WORK TO BE COMPLETED ::
The answer must consist of each line below that contains the string "type".

*** DATA PROVIDED ***

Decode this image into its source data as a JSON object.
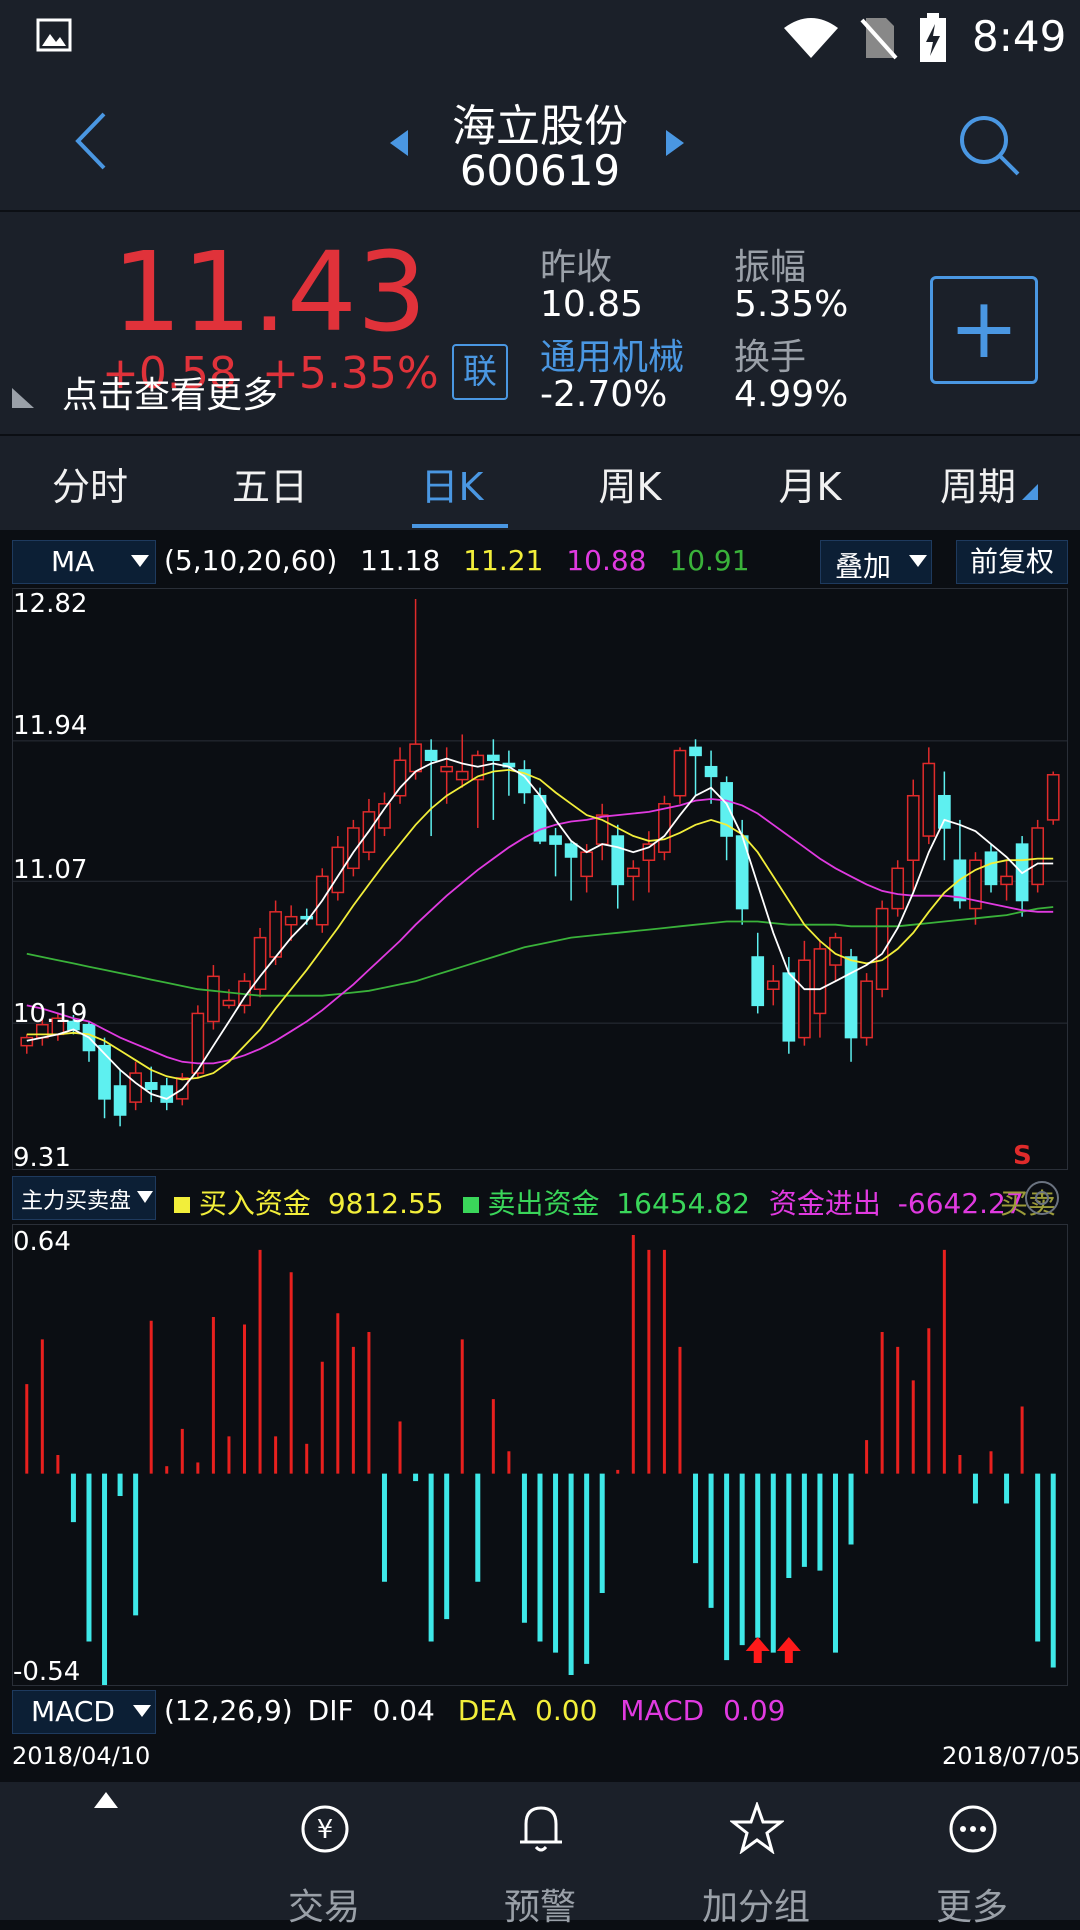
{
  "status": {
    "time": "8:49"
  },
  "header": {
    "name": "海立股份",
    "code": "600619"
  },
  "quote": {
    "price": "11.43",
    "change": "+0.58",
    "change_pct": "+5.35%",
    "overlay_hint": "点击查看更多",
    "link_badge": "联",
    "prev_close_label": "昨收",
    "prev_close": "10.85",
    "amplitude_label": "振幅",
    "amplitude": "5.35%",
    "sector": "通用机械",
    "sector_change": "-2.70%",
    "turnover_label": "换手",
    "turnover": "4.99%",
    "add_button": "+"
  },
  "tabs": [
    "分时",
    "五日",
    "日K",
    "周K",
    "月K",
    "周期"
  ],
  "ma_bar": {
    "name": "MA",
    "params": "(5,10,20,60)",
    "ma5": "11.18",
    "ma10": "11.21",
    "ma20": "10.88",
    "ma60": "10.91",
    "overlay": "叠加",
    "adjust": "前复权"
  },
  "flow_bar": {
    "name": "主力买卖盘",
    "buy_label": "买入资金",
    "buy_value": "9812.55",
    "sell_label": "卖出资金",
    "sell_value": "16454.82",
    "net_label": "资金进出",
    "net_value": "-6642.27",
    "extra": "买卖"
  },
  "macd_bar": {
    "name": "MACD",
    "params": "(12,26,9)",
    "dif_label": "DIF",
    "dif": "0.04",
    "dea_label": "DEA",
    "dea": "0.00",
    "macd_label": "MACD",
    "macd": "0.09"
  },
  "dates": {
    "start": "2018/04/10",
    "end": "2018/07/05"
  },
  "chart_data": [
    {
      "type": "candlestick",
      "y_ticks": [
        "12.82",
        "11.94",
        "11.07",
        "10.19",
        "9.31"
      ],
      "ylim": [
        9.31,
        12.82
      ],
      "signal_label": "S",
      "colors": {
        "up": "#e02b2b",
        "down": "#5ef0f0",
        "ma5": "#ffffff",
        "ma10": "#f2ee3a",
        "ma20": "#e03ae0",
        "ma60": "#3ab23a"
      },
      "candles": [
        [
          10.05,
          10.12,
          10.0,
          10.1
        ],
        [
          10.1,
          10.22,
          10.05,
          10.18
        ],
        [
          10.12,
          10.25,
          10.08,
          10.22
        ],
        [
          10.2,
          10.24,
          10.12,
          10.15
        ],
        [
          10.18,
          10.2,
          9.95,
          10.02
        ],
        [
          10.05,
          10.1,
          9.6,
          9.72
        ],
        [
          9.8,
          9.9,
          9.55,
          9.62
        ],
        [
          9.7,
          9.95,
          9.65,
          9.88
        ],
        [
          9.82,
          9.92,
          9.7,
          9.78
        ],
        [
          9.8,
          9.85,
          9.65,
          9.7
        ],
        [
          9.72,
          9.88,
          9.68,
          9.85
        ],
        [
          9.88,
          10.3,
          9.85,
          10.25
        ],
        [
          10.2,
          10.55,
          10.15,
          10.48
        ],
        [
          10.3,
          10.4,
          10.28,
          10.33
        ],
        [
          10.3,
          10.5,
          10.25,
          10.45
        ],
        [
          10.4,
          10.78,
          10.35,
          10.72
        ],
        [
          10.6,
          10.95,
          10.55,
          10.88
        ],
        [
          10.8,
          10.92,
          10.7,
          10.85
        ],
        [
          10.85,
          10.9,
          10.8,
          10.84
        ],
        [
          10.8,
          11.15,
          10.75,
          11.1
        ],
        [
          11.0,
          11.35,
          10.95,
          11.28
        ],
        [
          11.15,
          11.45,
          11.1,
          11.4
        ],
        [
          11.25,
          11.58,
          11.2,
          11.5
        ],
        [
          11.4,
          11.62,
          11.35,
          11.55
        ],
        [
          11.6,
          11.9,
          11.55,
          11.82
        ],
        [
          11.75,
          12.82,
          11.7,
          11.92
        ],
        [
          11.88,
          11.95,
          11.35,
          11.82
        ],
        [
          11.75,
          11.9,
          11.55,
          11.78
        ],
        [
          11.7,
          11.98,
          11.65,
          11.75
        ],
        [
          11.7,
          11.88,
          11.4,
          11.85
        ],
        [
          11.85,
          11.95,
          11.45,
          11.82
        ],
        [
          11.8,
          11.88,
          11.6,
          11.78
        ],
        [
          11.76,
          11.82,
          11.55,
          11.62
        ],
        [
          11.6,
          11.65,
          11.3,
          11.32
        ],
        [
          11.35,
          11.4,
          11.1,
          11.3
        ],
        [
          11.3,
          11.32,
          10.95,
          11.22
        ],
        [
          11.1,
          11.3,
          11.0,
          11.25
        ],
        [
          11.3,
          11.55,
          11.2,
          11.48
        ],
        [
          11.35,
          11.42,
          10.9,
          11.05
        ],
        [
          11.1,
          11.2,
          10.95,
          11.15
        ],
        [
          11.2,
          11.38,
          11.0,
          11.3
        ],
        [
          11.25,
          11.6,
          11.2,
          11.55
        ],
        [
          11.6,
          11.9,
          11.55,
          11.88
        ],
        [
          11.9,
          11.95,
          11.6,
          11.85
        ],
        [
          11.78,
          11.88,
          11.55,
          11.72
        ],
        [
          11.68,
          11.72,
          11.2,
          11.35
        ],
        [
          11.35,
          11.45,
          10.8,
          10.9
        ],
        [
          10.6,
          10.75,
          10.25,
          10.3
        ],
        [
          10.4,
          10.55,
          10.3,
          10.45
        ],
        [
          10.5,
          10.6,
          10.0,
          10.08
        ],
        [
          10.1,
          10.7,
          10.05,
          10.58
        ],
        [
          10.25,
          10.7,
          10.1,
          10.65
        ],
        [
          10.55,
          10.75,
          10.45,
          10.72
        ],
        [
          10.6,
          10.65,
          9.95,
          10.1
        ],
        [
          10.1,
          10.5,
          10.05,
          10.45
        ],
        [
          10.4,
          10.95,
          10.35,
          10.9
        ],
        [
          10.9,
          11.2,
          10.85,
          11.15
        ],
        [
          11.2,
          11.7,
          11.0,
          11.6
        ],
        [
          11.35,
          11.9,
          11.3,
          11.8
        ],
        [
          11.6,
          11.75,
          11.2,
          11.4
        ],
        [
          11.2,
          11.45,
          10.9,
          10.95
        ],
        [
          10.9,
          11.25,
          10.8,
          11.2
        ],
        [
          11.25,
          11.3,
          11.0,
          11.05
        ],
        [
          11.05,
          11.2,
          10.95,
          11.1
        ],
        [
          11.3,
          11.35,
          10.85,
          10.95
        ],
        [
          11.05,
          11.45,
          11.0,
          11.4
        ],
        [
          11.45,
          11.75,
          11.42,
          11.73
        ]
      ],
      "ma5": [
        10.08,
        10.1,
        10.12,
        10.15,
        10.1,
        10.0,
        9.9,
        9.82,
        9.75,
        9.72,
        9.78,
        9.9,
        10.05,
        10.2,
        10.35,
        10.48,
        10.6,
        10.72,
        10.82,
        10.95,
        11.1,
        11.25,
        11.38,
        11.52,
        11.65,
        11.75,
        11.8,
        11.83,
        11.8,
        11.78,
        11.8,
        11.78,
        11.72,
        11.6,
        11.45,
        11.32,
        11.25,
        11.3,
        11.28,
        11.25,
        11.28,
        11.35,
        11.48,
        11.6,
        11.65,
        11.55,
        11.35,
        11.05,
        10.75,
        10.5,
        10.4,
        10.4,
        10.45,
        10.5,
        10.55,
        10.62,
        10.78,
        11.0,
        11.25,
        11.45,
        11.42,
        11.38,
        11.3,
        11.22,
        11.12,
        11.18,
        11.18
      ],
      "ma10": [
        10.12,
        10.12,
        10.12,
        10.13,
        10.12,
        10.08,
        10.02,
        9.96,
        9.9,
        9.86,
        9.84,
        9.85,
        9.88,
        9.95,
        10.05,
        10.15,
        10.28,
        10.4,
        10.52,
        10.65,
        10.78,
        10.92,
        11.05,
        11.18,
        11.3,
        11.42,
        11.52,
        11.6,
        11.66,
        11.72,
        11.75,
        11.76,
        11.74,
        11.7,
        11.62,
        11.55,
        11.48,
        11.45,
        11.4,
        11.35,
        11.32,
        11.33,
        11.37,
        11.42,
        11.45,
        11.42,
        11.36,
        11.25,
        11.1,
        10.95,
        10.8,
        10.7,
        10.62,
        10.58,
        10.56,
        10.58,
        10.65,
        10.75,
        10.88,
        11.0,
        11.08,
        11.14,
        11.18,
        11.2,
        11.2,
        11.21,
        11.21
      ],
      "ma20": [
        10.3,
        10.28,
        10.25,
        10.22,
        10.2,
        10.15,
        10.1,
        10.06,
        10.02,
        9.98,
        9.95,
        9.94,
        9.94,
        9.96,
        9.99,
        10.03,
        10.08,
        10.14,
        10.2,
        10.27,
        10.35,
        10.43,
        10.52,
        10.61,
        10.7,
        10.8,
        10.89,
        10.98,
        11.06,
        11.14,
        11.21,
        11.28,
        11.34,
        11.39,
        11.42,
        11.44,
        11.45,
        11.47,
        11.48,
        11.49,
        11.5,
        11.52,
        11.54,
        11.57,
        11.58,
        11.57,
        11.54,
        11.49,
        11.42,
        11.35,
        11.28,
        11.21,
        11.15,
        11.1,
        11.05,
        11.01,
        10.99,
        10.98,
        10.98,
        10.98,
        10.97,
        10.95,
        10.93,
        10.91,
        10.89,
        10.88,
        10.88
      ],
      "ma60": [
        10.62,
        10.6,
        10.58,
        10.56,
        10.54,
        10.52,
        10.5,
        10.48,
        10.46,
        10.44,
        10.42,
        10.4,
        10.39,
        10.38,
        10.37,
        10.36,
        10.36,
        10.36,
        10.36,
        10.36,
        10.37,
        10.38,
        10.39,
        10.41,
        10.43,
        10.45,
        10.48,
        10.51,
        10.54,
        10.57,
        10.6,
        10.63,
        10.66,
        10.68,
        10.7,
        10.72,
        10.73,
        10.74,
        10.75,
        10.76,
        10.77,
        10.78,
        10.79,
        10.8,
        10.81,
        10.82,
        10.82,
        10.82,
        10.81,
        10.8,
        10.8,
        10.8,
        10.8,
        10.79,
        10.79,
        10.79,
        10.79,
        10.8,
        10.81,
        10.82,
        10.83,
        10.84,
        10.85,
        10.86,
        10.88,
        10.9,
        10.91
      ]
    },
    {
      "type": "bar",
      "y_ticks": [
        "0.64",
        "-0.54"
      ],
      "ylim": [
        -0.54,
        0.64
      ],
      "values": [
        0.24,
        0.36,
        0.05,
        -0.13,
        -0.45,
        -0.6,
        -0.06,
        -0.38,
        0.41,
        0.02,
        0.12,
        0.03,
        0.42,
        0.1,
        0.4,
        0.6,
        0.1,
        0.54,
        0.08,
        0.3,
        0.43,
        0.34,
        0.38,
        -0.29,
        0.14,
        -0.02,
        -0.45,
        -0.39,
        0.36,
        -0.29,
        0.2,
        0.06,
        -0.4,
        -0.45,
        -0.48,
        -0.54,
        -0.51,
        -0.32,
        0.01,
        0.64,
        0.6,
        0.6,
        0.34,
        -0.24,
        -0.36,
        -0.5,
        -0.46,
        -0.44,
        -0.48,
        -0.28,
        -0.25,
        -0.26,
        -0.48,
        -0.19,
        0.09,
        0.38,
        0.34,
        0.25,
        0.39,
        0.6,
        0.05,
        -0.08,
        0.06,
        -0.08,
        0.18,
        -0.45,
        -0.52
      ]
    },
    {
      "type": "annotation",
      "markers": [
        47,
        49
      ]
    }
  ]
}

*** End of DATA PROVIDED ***

RESULT ::
      "type": "candlestick",
      "type": "bar",
      "type": "annotation",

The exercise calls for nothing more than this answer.